This epic attraction is located in Cork, and it is definitely one of the top things to see along the west coast of Ireland.
Mizen Head is the most southwesterly point on the island, and its dramatic coastal cliffs are only enhanced by a manmade footbridge that towers over wild seas.
7. Burren National Park, Co. Clare – for unique and stunning countryside
Close to the Cliffs of Moher (see #9) is the Burren National Park in County Clare. This stunning stretch of wild Irish countryside offers an alternative to the aesthetic one would expect.
The curious landscape is dominated by rocks, unusual formations, and dramatic cliffs, which allow for some fascinating walks and hikes.
Address: 2 Church St, Knockaunroe, Corofin, Co. Clare, V95 T9V6
6. Glenveagh National Park, Co. Donegal – for awe-inspiring scenery
Glenveagh National Park is a sprawling Eden and the second largest national park in Ireland, after the Wicklow Mountains.
Offering endless opportunities for awe-inspiring scenery and adventure, this is a must-see on any journey along Ireland’s ancient West coast.
Address: Church Hill, Letterkenny, Co. Donegal
5. Benbulbin, Co. Sligo – for hill walkers and adventurers
A key sight that must not be missed when travelling the West coast of Ireland is Benbulbin. This curious mountain is most memorable for its sheer drop façade that offers a canvas for the setting sun each evening.
Hill walkers and adventurers will be in their element along the paths of this ancient mountain. And, it is known to be a top spot for supernatural activity in the region!

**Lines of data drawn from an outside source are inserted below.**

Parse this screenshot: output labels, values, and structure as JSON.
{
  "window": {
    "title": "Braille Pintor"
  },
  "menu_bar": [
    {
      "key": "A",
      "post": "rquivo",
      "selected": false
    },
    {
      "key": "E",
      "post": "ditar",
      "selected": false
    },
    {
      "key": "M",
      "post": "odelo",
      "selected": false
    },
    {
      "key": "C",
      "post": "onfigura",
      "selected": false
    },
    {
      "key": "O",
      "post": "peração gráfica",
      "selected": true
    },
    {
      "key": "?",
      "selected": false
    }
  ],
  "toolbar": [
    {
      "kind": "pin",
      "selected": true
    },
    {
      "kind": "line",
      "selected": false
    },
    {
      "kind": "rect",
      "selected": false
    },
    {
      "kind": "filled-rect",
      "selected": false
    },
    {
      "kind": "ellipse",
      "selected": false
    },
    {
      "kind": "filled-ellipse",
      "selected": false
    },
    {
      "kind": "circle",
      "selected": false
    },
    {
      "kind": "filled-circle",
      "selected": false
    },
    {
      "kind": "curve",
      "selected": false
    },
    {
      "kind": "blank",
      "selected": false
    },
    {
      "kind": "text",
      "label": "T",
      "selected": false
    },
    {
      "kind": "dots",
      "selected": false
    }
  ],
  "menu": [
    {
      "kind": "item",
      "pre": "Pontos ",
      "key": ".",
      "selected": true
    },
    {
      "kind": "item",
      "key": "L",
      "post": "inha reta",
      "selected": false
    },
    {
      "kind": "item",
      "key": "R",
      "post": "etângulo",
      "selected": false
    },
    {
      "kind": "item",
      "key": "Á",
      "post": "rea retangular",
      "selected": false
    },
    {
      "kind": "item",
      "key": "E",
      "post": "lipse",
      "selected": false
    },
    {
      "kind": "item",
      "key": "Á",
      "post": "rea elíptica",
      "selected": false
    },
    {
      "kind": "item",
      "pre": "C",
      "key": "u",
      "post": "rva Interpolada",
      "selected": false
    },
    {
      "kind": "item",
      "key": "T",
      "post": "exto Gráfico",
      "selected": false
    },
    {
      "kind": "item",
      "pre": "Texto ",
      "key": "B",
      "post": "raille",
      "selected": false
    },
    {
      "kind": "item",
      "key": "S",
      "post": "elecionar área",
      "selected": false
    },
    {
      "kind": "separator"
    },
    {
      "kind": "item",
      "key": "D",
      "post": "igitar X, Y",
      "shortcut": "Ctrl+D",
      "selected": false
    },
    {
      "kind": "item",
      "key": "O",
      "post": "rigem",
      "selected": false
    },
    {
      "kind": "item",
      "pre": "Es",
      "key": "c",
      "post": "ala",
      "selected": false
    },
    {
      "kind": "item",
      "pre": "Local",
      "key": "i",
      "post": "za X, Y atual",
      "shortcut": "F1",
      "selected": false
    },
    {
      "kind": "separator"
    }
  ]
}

4. Dingle, Co. Kerry – for a picturesque seaside town
If you’re looking to be swept away in the character and charm of an authentic Irish countryside town, Dingle is the answer.
The remote seaside town is located on the Dingle Peninsula in County Kerry and offers some of the most charming local pubs, seafood restaurants, and striking scenic drives in all of Ireland.
3. Achill Island, Co. Mayo – for untouched beauty
Achill Island in County Mayo is another top attraction on the west coast of Ireland. This island is connected to the mainland by a bridge for ease of access, and the landmass is home to some superb scenery and sights.
Check out Keel Beach if you want to be blown away by the raw and untouched beauty of Ireland’s dynamic west coast.
2. Aran Islands, Co. Galway – for a step back into ancient Ireland
Steal some time to get away from the mainland and make the voyage to the Aran Islands. Inishmore, Inisheer, and Inishmaan make up the Aran Islands and can be accessed by ferry or aeroplane from the mainland.
Step back into ancient Ireland on these remote and untouched islands. Residents live a slower-paced life here, and the Irish language still rules as the mother tongue.
1. Killarney National Park, Co. Kerry – for an enchanting experience
Pure bliss can be found by means of visiting Killarney National Park. This enchanting experience will leave you besotted, no doubt, and top attractions include Ross Castle and Muckross Castle.
Address: Co. Kerry